_AIM OF THE EXERCISE_:
Find the word "save" in the material below and gather every line that contains it.

_EXERCISE DATA_:
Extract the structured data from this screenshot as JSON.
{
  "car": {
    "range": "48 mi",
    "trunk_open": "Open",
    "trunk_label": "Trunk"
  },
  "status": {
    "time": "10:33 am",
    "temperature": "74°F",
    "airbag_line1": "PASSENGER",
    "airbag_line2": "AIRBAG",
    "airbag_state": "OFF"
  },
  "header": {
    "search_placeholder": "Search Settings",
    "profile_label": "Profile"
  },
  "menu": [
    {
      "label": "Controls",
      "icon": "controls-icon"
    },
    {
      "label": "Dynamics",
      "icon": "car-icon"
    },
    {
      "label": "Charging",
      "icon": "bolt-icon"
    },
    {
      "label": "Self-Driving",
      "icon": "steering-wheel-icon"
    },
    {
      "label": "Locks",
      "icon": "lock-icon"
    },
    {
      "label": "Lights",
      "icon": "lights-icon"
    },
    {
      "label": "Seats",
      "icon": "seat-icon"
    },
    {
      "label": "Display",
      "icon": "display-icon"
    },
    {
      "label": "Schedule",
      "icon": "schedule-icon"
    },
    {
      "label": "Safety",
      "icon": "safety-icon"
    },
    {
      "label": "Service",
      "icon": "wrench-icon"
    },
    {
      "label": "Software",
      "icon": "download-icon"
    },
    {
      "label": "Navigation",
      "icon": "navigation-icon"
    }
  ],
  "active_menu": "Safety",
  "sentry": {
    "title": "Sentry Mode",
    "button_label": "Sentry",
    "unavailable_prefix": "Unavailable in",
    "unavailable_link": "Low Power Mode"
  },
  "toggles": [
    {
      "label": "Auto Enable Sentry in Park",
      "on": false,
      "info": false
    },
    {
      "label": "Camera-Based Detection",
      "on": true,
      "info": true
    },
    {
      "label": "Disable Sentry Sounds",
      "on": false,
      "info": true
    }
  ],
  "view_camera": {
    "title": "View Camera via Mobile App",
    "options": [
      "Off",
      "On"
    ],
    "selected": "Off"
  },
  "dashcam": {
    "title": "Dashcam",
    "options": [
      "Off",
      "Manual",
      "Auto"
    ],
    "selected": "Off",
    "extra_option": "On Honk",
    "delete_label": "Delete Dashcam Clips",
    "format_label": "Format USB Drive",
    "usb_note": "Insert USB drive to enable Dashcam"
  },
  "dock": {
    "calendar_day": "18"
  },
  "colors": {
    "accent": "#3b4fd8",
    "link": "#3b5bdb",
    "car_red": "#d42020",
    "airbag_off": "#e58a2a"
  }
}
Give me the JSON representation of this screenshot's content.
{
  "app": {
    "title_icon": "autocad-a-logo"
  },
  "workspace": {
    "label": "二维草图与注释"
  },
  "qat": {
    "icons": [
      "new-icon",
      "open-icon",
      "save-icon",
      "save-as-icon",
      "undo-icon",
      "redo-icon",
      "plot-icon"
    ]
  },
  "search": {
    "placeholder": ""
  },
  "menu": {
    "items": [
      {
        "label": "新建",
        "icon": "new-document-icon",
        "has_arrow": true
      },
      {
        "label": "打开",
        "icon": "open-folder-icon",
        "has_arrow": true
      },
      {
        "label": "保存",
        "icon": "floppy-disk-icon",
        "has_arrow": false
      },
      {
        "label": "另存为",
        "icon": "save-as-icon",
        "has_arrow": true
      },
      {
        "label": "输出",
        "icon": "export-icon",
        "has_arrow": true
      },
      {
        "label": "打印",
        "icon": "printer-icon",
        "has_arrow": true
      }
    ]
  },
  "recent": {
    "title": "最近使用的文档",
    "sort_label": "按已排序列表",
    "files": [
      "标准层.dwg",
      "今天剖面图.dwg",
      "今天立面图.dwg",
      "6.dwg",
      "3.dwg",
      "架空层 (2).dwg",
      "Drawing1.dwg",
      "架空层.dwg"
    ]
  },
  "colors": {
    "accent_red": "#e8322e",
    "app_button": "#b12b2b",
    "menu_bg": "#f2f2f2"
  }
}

_ANSWER SECTION_:
      "save-icon",
      "save-as-icon",
        "icon": "save-as-icon",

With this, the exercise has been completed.